_Exercise_. The full set of records must be printed exactly as given.

_Excerpted records_.
......

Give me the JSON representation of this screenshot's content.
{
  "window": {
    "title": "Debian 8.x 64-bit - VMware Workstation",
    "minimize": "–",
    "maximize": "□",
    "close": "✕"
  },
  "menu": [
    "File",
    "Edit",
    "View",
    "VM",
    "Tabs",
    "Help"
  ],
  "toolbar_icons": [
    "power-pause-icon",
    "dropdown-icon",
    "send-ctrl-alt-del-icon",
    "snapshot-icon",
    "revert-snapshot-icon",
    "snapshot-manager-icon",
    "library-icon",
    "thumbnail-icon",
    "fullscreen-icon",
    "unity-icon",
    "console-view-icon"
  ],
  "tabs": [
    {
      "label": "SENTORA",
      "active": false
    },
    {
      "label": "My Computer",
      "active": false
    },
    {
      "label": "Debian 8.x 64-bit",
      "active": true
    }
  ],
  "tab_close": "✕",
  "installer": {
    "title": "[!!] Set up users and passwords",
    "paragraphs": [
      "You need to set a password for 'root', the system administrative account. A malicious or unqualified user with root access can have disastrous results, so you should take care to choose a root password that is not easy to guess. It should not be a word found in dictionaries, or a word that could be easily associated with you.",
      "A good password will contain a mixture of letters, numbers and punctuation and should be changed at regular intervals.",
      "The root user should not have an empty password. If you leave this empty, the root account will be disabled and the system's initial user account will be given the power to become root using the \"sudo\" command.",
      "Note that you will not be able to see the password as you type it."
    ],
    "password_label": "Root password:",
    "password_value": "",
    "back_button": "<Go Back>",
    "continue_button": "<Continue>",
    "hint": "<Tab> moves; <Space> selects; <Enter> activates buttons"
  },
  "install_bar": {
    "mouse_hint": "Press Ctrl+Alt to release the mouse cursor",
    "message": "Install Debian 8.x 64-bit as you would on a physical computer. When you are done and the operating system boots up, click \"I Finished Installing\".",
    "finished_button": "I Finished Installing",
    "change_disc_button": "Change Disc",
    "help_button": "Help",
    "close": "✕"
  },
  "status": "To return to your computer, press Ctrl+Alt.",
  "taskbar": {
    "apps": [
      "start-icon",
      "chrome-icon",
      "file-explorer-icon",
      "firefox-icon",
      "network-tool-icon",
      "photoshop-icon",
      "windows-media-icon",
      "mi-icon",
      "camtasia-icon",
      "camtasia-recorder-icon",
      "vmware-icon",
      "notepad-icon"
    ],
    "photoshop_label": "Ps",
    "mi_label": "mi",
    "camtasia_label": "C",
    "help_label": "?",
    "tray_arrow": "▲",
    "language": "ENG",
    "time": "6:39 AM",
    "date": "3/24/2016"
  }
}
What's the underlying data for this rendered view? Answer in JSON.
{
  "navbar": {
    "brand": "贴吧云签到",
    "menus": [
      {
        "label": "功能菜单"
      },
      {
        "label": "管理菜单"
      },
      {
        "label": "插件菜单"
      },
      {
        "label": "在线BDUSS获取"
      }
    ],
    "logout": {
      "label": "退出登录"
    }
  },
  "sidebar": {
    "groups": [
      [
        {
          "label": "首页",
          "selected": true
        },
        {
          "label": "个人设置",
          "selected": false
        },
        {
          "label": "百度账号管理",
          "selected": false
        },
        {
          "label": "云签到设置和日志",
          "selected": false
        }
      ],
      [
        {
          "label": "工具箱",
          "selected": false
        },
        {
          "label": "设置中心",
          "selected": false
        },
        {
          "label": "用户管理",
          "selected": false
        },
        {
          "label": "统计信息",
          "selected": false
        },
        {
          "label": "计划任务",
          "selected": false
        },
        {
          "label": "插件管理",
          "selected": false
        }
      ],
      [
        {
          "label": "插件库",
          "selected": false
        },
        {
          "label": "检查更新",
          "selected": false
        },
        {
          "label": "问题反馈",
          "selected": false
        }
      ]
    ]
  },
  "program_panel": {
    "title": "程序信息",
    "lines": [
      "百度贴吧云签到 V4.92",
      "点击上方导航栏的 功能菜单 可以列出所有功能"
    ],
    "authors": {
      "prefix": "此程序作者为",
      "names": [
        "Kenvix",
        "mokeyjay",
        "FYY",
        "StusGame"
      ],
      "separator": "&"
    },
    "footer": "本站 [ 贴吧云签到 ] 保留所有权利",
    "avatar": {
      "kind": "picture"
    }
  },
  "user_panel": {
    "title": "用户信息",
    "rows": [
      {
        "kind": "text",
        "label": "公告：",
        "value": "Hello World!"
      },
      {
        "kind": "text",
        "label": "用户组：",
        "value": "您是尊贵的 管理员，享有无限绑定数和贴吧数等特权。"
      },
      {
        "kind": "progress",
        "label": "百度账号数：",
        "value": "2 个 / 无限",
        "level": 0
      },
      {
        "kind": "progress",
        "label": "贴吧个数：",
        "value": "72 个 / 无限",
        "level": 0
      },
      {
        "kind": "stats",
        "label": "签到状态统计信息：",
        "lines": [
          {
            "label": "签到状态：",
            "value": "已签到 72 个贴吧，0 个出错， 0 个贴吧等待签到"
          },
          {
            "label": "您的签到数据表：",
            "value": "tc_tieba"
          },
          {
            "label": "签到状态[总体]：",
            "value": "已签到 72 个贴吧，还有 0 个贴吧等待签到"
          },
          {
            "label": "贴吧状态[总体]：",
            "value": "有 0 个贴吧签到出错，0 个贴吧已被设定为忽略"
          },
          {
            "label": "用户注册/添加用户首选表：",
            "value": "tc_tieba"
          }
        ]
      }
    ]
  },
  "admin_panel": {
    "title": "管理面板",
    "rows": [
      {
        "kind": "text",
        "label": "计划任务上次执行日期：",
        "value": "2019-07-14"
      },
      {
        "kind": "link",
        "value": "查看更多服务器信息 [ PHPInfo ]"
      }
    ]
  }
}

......

_Completed exercise_.
Give me the JSON representation of this screenshot's content.
{
  "window": {
    "title": "Debian 8.x 64-bit - VMware Workstation",
    "minimize": "–",
    "maximize": "□",
    "close": "✕"
  },
  "menu": [
    "File",
    "Edit",
    "View",
    "VM",
    "Tabs",
    "Help"
  ],
  "toolbar_icons": [
    "power-pause-icon",
    "dropdown-icon",
    "send-ctrl-alt-del-icon",
    "snapshot-icon",
    "revert-snapshot-icon",
    "snapshot-manager-icon",
    "library-icon",
    "thumbnail-icon",
    "fullscreen-icon",
    "unity-icon",
    "console-view-icon"
  ],
  "tabs": [
    {
      "label": "SENTORA",
      "active": false
    },
    {
      "label": "My Computer",
      "active": false
    },
    {
      "label": "Debian 8.x 64-bit",
      "active": true
    }
  ],
  "tab_close": "✕",
  "installer": {
    "title": "[!!] Set up users and passwords",
    "paragraphs": [
      "You need to set a password for 'root', the system administrative account. A malicious or unqualified user with root access can have disastrous results, so you should take care to choose a root password that is not easy to guess. It should not be a word found in dictionaries, or a word that could be easily associated with you.",
      "A good password will contain a mixture of letters, numbers and punctuation and should be changed at regular intervals.",
      "The root user should not have an empty password. If you leave this empty, the root account will be disabled and the system's initial user account will be given the power to become root using the \"sudo\" command.",
      "Note that you will not be able to see the password as you type it."
    ],
    "password_label": "Root password:",
    "password_value": "",
    "back_button": "<Go Back>",
    "continue_button": "<Continue>",
    "hint": "<Tab> moves; <Space> selects; <Enter> activates buttons"
  },
  "install_bar": {
    "mouse_hint": "Press Ctrl+Alt to release the mouse cursor",
    "message": "Install Debian 8.x 64-bit as you would on a physical computer. When you are done and the operating system boots up, click \"I Finished Installing\".",
    "finished_button": "I Finished Installing",
    "change_disc_button": "Change Disc",
    "help_button": "Help",
    "close": "✕"
  },
  "status": "To return to your computer, press Ctrl+Alt.",
  "taskbar": {
    "apps": [
      "start-icon",
      "chrome-icon",
      "file-explorer-icon",
      "firefox-icon",
      "network-tool-icon",
      "photoshop-icon",
      "windows-media-icon",
      "mi-icon",
      "camtasia-icon",
      "camtasia-recorder-icon",
      "vmware-icon",
      "notepad-icon"
    ],
    "photoshop_label": "Ps",
    "mi_label": "mi",
    "camtasia_label": "C",
    "help_label": "?",
    "tray_arrow": "▲",
    "language": "ENG",
    "time": "6:39 AM",
    "date": "3/24/2016"
  }
}
What's the underlying data for this rendered view? Answer in JSON.
{
  "navbar": {
    "brand": "贴吧云签到",
    "menus": [
      {
        "label": "功能菜单"
      },
      {
        "label": "管理菜单"
      },
      {
        "label": "插件菜单"
      },
      {
        "label": "在线BDUSS获取"
      }
    ],
    "logout": {
      "label": "退出登录"
    }
  },
  "sidebar": {
    "groups": [
      [
        {
          "label": "首页",
          "selected": true
        },
        {
          "label": "个人设置",
          "selected": false
        },
        {
          "label": "百度账号管理",
          "selected": false
        },
        {
          "label": "云签到设置和日志",
          "selected": false
        }
      ],
      [
        {
          "label": "工具箱",
          "selected": false
        },
        {
          "label": "设置中心",
          "selected": false
        },
        {
          "label": "用户管理",
          "selected": false
        },
        {
          "label": "统计信息",
          "selected": false
        },
        {
          "label": "计划任务",
          "selected": false
        },
        {
          "label": "插件管理",
          "selected": false
        }
      ],
      [
        {
          "label": "插件库",
          "selected": false
        },
        {
          "label": "检查更新",
          "selected": false
        },
        {
          "label": "问题反馈",
          "selected": false
        }
      ]
    ]
  },
  "program_panel": {
    "title": "程序信息",
    "lines": [
      "百度贴吧云签到 V4.92",
      "点击上方导航栏的 功能菜单 可以列出所有功能"
    ],
    "authors": {
      "prefix": "此程序作者为",
      "names": [
        "Kenvix",
        "mokeyjay",
        "FYY",
        "StusGame"
      ],
      "separator": "&"
    },
    "footer": "本站 [ 贴吧云签到 ] 保留所有权利",
    "avatar": {
      "kind": "picture"
    }
  },
  "user_panel": {
    "title": "用户信息",
    "rows": [
      {
        "kind": "text",
        "label": "公告：",
        "value": "Hello World!"
      },
      {
        "kind": "text",
        "label": "用户组：",
        "value": "您是尊贵的 管理员，享有无限绑定数和贴吧数等特权。"
      },
      {
        "kind": "progress",
        "label": "百度账号数：",
        "value": "2 个 / 无限",
        "level": 0
      },
      {
        "kind": "progress",
        "label": "贴吧个数：",
        "value": "72 个 / 无限",
        "level": 0
      },
      {
        "kind": "stats",
        "label": "签到状态统计信息：",
        "lines": [
          {
            "label": "签到状态：",
            "value": "已签到 72 个贴吧，0 个出错， 0 个贴吧等待签到"
          },
          {
            "label": "您的签到数据表：",
            "value": "tc_tieba"
          },
          {
            "label": "签到状态[总体]：",
            "value": "已签到 72 个贴吧，还有 0 个贴吧等待签到"
          },
          {
            "label": "贴吧状态[总体]：",
            "value": "有 0 个贴吧签到出错，0 个贴吧已被设定为忽略"
          },
          {
            "label": "用户注册/添加用户首选表：",
            "value": "tc_tieba"
          }
        ]
      }
    ]
  },
  "admin_panel": {
    "title": "管理面板",
    "rows": [
      {
        "kind": "text",
        "label": "计划任务上次执行日期：",
        "value": "2019-07-14"
      },
      {
        "kind": "link",
        "value": "查看更多服务器信息 [ PHPInfo ]"
      }
    ]
  }
}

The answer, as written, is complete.